(SOURCE DATA begins)
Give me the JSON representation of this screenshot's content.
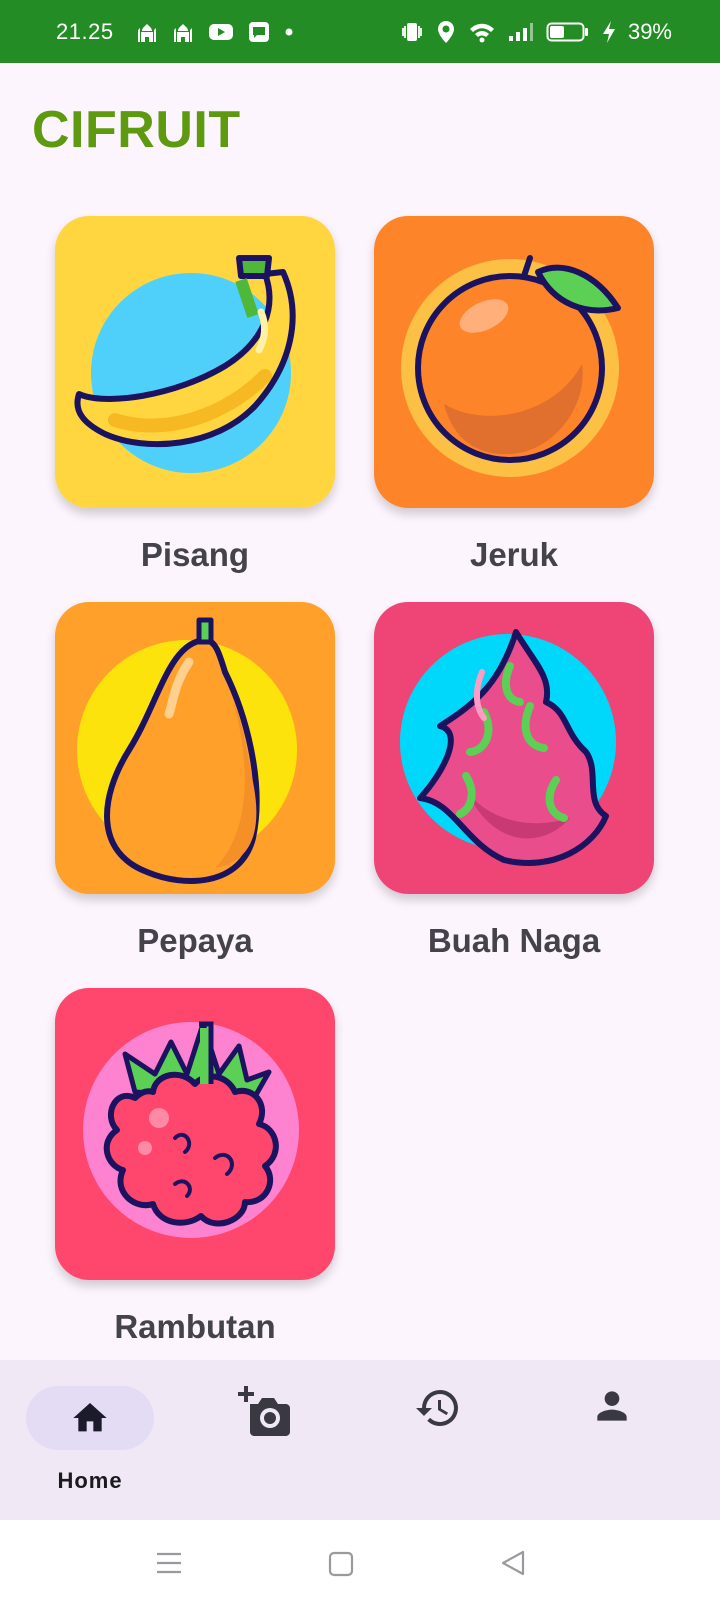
{
  "status_bar": {
    "time": "21.25",
    "battery_percent": "39%",
    "left_icons": [
      "mosque-icon",
      "mosque-icon",
      "youtube-icon",
      "message-icon",
      "dot-icon"
    ],
    "right_icons": [
      "vibrate-icon",
      "location-icon",
      "wifi-icon",
      "signal-icon",
      "battery-icon",
      "charging-icon"
    ]
  },
  "app": {
    "title": "CIFRUIT"
  },
  "fruits": [
    {
      "label": "Pisang",
      "bg": "#ffd640",
      "circle": "#4fd0fb"
    },
    {
      "label": "Jeruk",
      "bg": "#fe8429",
      "circle": "#fbc044"
    },
    {
      "label": "Pepaya",
      "bg": "#fea02a",
      "circle": "#fde30c"
    },
    {
      "label": "Buah Naga",
      "bg": "#ee4576",
      "circle": "#00d8fb"
    },
    {
      "label": "Rambutan",
      "bg": "#ff466d",
      "circle": "#fd82d0"
    }
  ],
  "bottom_nav": {
    "items": [
      {
        "label": "Home",
        "icon": "home-icon",
        "active": true
      },
      {
        "label": "",
        "icon": "add-photo-icon",
        "active": false
      },
      {
        "label": "",
        "icon": "history-icon",
        "active": false
      },
      {
        "label": "",
        "icon": "person-icon",
        "active": false
      }
    ]
  },
  "colors": {
    "status_bar": "#238c24",
    "title": "#5e9a10",
    "background": "#fdf5fd",
    "nav_bar": "#f0e8f5",
    "nav_active": "#e4dcf4"
  }
}
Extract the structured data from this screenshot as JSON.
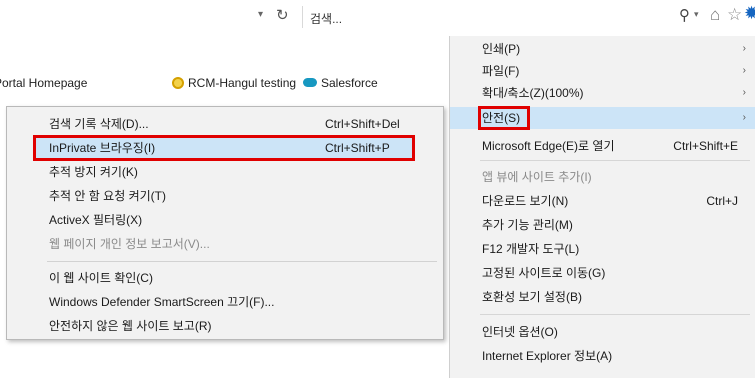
{
  "search": {
    "placeholder": "검색..."
  },
  "favorites": {
    "items": [
      {
        "label": "Portal Homepage"
      },
      {
        "label": "RCM-Hangul testing"
      },
      {
        "label": "Salesforce"
      }
    ]
  },
  "tools_menu": {
    "items": [
      {
        "label": "인쇄(P)",
        "has_submenu": true
      },
      {
        "label": "파일(F)",
        "has_submenu": true
      },
      {
        "label": "확대/축소(Z)(100%)",
        "has_submenu": true
      },
      {
        "label": "안전(S)",
        "has_submenu": true,
        "selected": true
      },
      {
        "label": "Microsoft Edge(E)로 열기",
        "shortcut": "Ctrl+Shift+E"
      },
      {
        "label": "앱 뷰에 사이트 추가(I)",
        "disabled": true
      },
      {
        "label": "다운로드 보기(N)",
        "shortcut": "Ctrl+J"
      },
      {
        "label": "추가 기능 관리(M)"
      },
      {
        "label": "F12 개발자 도구(L)"
      },
      {
        "label": "고정된 사이트로 이동(G)"
      },
      {
        "label": "호환성 보기 설정(B)"
      },
      {
        "label": "인터넷 옵션(O)"
      },
      {
        "label": "Internet Explorer 정보(A)"
      }
    ]
  },
  "safety_submenu": {
    "items": [
      {
        "label": "검색 기록 삭제(D)...",
        "shortcut": "Ctrl+Shift+Del"
      },
      {
        "label": "InPrivate 브라우징(I)",
        "shortcut": "Ctrl+Shift+P",
        "highlighted": true
      },
      {
        "label": "추적 방지 켜기(K)"
      },
      {
        "label": "추적 안 함 요청 켜기(T)"
      },
      {
        "label": "ActiveX 필터링(X)"
      },
      {
        "label": "웹 페이지 개인 정보 보고서(V)...",
        "disabled": true
      },
      {
        "label": "이 웹 사이트 확인(C)"
      },
      {
        "label": "Windows Defender SmartScreen 끄기(F)..."
      },
      {
        "label": "안전하지 않은 웹 사이트 보고(R)"
      }
    ]
  },
  "colors": {
    "highlight": "#cce4f7",
    "annotation_red": "#e00000",
    "menu_bg": "#f2f2f2"
  },
  "icons": {
    "refresh": "refresh-icon",
    "search": "search-icon",
    "home": "home-icon",
    "favorites": "star-icon",
    "tools": "gear-icon"
  }
}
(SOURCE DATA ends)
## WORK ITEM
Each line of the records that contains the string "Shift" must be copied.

## EXERCISE OUTPUT
        "shortcut": "Ctrl+Shift+E"
        "shortcut": "Ctrl+Shift+Del"
        "shortcut": "Ctrl+Shift+P",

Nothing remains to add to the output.